Experts have told us that the best way to protect ourselves from an online financial scam is to diligently check our bank accounts. Unfortunately, this no longer provides any guarantees, because what you may be seeing on your screen may be an illusion.
Israeli-based Security firm Trusteer has found an elaborate new computer virus that not only helps fraudsters steal money from bank accounts — it also covers its tracks.
Think of a crime plot involving a spy who plans to break into a high-security building and begins by swapping out security camera video so guards don’t notice anything is amiss. This is known as a surveillance camera hack and the technique has been used in dozens of movies.
A new version of the widely prevalent SpyEye Trojan horse works much the same way, only it swaps out banking Web pages rather than video, preventing account holders from noticing that their money is gone.
The Trojan horse utilizes a powerful two-step process to commit the electronic crime. First, the virus lies in wait until a customer with an infected computer visits an online banking site, steals their login credentials and tricks the victim into divulging additional personal information such as debit card information. Then, after the stolen card number is used for a fraudulent purchase, the virus intercepts any further visits to the victim’s banking site and scrubs transaction records clean of any fraud. That prevents — or at least delays — consumers from discovering fraud and reporting it to the bank, buying the fraudster critical extra time to complete the crime.
Trusteer calls it a “post transaction” attack, because much of the virus’ effectiveness is attributable to its ability to control what victims see after fraudulent transactions occur. Chief technology officer for Trusteer, Amit Klein, said he believes criminals have used the technique for a few months and it has infected real consumers.
“I predict that the use of post transaction attack technology will significantly increase as it enables criminals to maximize the amount of fraud they can commit using their initial investment in malware toolkits and infection mechanisms,” Klein said.
The new SpyEye came to Trusteer’s attention when a large retail bank in the United States spotted it and shared with the firm, he said.
This latest hacking method is very scary. The virus’ evidence-covering techniques are elaborate. First, it keeps track of all fraud committed by the criminal and makes sure to remove those line items from online transaction lists. It also edits balance amounts to prevent consumers from getting suspicious.
“Most banks ‘let the first transaction through,’ because if they stopped everything that was potentially fraud, consumers would get annoyed” says Avivah Litan, a financial fraud analyst at consulting firm Gartner. This version of SpyEye could buy criminals important time as they try to turn stolen data into cash.

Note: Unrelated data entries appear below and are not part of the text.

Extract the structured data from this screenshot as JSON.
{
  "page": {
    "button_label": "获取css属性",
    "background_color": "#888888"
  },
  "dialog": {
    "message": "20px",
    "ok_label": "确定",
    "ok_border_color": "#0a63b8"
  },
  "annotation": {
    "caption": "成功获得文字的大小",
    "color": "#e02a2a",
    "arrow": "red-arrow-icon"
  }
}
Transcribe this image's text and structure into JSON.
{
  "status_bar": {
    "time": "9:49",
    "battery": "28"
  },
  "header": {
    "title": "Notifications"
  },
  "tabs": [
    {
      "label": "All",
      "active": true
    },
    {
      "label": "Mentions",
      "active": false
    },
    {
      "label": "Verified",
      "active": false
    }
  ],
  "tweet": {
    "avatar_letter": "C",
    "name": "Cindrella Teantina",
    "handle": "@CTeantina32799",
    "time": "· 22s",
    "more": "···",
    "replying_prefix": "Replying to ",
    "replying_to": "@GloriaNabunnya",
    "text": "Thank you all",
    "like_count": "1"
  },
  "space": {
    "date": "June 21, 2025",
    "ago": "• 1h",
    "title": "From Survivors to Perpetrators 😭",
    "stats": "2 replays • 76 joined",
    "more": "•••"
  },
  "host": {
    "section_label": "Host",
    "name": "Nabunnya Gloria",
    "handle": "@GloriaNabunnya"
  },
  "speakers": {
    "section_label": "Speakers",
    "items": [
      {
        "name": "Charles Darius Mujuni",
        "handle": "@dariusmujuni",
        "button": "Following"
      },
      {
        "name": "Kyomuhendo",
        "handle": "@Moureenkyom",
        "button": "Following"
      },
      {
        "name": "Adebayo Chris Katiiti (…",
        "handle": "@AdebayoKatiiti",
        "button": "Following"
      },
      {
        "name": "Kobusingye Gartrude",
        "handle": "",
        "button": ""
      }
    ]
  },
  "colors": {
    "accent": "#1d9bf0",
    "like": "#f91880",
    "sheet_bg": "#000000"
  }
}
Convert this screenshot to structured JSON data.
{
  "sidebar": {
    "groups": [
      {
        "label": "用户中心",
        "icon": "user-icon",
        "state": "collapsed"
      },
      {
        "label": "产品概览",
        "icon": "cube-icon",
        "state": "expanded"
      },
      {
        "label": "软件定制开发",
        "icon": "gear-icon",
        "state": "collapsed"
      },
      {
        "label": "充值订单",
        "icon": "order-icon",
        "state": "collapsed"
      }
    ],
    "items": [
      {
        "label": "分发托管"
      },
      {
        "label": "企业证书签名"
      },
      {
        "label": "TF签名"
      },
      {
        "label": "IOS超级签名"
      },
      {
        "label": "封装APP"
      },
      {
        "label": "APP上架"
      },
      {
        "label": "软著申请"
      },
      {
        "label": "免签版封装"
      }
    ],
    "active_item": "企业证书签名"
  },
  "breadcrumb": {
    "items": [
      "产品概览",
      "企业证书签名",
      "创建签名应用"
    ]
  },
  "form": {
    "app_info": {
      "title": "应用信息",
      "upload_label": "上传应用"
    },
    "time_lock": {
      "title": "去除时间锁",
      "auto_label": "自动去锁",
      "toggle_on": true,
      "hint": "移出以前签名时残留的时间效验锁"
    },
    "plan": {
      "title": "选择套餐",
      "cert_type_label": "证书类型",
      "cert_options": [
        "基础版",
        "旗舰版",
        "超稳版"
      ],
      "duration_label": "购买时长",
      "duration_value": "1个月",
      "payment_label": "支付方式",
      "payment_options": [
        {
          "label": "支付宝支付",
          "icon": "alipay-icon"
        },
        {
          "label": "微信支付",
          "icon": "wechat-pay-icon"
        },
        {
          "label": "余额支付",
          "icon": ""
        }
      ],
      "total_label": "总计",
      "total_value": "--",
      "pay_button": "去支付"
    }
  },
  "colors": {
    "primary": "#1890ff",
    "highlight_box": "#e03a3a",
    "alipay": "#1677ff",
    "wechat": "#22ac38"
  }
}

Cover-your-tracks techniques have been used before by virus writers, Klein said. In a simpler version, criminals who raided online bank accounts and wired money out of them would try to hide the transaction from victims using the same Web page interception trick. But this new twist has more potential for success, because it involves stolen debit card numbers used at third-party merchants, creating complex transactions involving multiple banks and multiple security systems.
Victim account holders who check their balance at an ATM — or even at a second uninfected computer — would be able to spot the fraudulent transactions. The virus doesn’t impact bank systems, merely the characters that are displayed within the infected system’s Web browser. That means paper statements would reveal the fraud too.
If you become a victim to this type of crime, you may want evidence and need help.
MSI Detective Services performs Debugging Services where they can detect and remove viruses, Trojan horses, spyware, etc., from your computer. MSI Detective Services is also skilled at conducting computer forensic investigations.
One more piece of advice…if you are using your online banking system and are asked to disclose information you have never been asked to disclose before, e.g., your debit card number – STOP! Call your bank immediately and ask questions.
Read full story@ msnbc